Porsche is famous (or rather, infamous, you’re the one to judge) for having a huge list of optional extras for all customers, but the extras certainly make sense in the new GT4 RS, since Weissach package offers a huge weight reduction on a car that already weighs as heavy as a feather. Now, to complete the recipe for the perfect Cayman track toy, Porsche used the 911 GT3’s 4.0L 6-cylinder boxer engine which produces 493 HP and 448nm of torque, which is 79 HP and 19nm more than the GT4, but the party piece of this hell of an engine is definitely that it can rev all the way to 9000 rpm like its big brother 911 GT3. The engine also has individual throttle valves for each cylinder, ensuring immediate throttle response and power. Such a massive power, combined with the extensive weight diet, allows the GT4 RS to accelerate from 0 to 60 in just 3.4 seconds, a considerable upgrade to GT4’s 3.7 seconds recorded by Porsche themselves.

Porsche’s pursuit of maximum aero is manifested in the new swan-neck rear wing, and the confident badge completes the statement.

Besides the aero and the state of the art engine, the airbox has been moved to the interior to allow for better air flow and a new air filter gives the Cayman an aggressive, growly voice. Furthermore, the intake ducts in the interior also allow the driver to hear the roar of the engine better allowing the driver to feel how they should feel in a Porsche track toy, as if they’re in a race car like the 911 RSR. Further enchantments include the 7-speed PDK transmission which is lifted from the 991.2 GT3 RS, a limited-slip differential from the 991.2 GT3 with a manual gearbox. The result of all the recipes combined is an unmatched driving experience akin to other track monsters like the GT3 and GT2 RS, allowing the driver to be brave enough to get it sideways yet protect them from losing grip and crashing, so long as you’re not as clumsy as Richard Hammond, of course.

Adorned with carbon fiber and driver-focused dials, the interior certainly catches the eye and ensures total focus for the driver.

We’re simply in love with the Cayman GT4 RS. We already love how Cayman GT4 looks and sounds, but we have known that Porsche would release an even more berserk version of Porsche’s one of the best-selling models besides the 911. The Cayman GT4 RS costs $143,050 (£109,192) excluding the Weissach pack. Without the optional extras, the GT4 RS is $21,100 less than the starting price of a 911 GT3, which is a great value considering the performance that’s quite similar to the GT3. The price with all optional extras including the Weissach package, the magnesium rims and the carbon-ceramic brakes is $171,940 (£131,289), which sounds a little too excessive for a Cayman and illustrates Porsche’s obsession with must-have but slightly overpriced extras.

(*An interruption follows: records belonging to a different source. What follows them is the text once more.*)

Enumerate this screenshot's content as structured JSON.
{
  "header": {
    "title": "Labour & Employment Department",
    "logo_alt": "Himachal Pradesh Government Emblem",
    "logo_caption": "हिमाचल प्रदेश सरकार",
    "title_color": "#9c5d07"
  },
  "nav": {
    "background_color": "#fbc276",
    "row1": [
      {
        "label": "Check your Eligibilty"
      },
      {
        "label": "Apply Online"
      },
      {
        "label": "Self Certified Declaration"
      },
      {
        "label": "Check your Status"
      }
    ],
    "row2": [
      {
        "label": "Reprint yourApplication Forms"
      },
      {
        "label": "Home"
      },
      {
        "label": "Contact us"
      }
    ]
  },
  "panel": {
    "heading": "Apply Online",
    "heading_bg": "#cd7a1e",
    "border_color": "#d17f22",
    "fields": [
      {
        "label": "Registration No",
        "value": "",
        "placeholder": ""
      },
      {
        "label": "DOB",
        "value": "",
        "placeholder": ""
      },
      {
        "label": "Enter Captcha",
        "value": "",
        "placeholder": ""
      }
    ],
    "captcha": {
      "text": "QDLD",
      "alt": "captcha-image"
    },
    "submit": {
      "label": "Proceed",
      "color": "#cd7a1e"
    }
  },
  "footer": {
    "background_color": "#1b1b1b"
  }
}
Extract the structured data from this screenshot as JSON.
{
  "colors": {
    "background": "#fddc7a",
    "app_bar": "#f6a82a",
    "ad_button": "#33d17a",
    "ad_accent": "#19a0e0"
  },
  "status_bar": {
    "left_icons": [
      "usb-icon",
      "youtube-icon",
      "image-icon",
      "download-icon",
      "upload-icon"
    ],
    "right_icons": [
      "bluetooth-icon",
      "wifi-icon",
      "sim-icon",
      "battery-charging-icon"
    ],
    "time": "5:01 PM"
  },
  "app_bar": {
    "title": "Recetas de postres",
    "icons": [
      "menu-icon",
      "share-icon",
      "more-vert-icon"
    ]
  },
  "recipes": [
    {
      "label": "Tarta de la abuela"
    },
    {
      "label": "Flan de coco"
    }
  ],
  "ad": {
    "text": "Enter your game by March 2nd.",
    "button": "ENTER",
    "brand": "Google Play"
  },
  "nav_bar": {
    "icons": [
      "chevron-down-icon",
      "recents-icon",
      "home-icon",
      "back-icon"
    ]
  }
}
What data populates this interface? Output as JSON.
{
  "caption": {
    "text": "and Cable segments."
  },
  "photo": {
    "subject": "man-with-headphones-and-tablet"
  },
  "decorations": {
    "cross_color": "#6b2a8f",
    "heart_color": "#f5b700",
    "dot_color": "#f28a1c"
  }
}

If you’re a keen Cayman driver and have your pockets full with green though, it’s definitely worth getting the best track day Cayman you can buy today.

With or without the extras, the new GT4 RS is certainly the coolest Cayman money can afford.